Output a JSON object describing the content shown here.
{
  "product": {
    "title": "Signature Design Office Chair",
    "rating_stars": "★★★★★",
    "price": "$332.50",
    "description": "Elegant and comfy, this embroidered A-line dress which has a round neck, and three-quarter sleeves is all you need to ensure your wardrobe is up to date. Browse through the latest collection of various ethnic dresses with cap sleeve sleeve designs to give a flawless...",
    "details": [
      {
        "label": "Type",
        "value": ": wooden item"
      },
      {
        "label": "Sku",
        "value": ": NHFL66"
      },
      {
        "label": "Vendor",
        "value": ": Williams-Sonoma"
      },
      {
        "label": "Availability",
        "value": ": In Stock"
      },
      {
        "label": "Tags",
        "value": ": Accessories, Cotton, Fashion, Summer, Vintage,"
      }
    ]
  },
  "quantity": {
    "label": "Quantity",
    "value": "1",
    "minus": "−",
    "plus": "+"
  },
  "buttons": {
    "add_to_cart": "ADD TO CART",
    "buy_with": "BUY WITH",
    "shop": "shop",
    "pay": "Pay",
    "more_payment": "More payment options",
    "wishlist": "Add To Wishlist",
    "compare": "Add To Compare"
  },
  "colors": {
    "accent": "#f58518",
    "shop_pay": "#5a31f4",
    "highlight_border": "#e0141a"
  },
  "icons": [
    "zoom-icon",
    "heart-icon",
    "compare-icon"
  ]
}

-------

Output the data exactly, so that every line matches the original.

Answer section =
Output a JSON object describing the content shown here.
{
  "product": {
    "title": "Signature Design Office Chair",
    "rating_stars": "★★★★★",
    "price": "$332.50",
    "description": "Elegant and comfy, this embroidered A-line dress which has a round neck, and three-quarter sleeves is all you need to ensure your wardrobe is up to date. Browse through the latest collection of various ethnic dresses with cap sleeve sleeve designs to give a flawless...",
    "details": [
      {
        "label": "Type",
        "value": ": wooden item"
      },
      {
        "label": "Sku",
        "value": ": NHFL66"
      },
      {
        "label": "Vendor",
        "value": ": Williams-Sonoma"
      },
      {
        "label": "Availability",
        "value": ": In Stock"
      },
      {
        "label": "Tags",
        "value": ": Accessories, Cotton, Fashion, Summer, Vintage,"
      }
    ]
  },
  "quantity": {
    "label": "Quantity",
    "value": "1",
    "minus": "−",
    "plus": "+"
  },
  "buttons": {
    "add_to_cart": "ADD TO CART",
    "buy_with": "BUY WITH",
    "shop": "shop",
    "pay": "Pay",
    "more_payment": "More payment options",
    "wishlist": "Add To Wishlist",
    "compare": "Add To Compare"
  },
  "colors": {
    "accent": "#f58518",
    "shop_pay": "#5a31f4",
    "highlight_border": "#e0141a"
  },
  "icons": [
    "zoom-icon",
    "heart-icon",
    "compare-icon"
  ]
}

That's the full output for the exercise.